= Given records =
· · · · · · ·
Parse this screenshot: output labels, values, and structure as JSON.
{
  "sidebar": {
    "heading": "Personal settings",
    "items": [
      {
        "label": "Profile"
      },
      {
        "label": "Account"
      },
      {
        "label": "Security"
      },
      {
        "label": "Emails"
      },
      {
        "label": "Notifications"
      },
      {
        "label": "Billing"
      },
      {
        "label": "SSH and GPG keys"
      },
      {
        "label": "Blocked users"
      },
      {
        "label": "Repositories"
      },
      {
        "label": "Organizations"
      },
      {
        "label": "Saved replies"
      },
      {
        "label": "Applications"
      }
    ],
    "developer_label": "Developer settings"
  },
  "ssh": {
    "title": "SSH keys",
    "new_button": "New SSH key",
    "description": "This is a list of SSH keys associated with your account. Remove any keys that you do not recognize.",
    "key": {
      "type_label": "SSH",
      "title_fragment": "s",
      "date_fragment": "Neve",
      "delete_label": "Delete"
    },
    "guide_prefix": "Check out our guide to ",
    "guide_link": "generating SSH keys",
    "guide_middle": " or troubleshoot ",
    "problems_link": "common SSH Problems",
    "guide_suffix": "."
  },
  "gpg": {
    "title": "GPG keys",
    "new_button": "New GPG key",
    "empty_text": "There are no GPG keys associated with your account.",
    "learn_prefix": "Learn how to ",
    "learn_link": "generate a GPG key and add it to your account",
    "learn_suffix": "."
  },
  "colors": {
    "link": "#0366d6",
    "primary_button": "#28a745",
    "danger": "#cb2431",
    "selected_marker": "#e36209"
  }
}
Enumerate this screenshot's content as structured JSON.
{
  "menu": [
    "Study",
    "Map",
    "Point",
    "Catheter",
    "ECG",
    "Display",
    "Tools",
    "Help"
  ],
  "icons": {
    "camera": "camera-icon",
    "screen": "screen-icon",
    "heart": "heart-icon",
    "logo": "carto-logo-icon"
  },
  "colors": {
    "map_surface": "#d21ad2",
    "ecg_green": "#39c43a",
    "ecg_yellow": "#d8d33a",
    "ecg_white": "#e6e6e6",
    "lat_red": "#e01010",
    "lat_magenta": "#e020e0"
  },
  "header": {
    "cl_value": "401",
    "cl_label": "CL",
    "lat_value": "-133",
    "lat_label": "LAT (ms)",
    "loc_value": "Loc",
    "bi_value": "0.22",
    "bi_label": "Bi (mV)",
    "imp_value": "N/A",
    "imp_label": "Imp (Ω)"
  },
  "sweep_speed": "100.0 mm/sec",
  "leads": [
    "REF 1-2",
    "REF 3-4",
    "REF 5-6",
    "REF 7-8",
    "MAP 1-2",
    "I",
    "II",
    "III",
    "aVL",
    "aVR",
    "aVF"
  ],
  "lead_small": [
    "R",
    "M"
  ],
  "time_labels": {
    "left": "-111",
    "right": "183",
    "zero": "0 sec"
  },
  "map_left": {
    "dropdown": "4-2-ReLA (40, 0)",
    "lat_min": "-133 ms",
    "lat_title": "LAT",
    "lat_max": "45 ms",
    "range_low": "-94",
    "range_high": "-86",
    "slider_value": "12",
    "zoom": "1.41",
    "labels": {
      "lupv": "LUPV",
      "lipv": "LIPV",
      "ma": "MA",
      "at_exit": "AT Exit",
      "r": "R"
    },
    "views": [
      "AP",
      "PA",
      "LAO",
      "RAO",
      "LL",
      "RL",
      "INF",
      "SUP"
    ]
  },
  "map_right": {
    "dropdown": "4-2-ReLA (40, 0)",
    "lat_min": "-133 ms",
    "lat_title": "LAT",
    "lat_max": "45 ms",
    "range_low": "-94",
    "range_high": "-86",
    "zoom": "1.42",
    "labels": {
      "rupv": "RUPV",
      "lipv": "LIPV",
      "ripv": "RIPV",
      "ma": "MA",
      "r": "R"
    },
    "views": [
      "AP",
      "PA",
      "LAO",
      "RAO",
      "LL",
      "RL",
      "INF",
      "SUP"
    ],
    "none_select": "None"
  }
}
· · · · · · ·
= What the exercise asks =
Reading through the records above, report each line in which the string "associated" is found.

= Result =
    "description": "This is a list of SSH keys associated with your account. Remove any keys that you do not recognize.",
    "empty_text": "There are no GPG keys associated with your account.",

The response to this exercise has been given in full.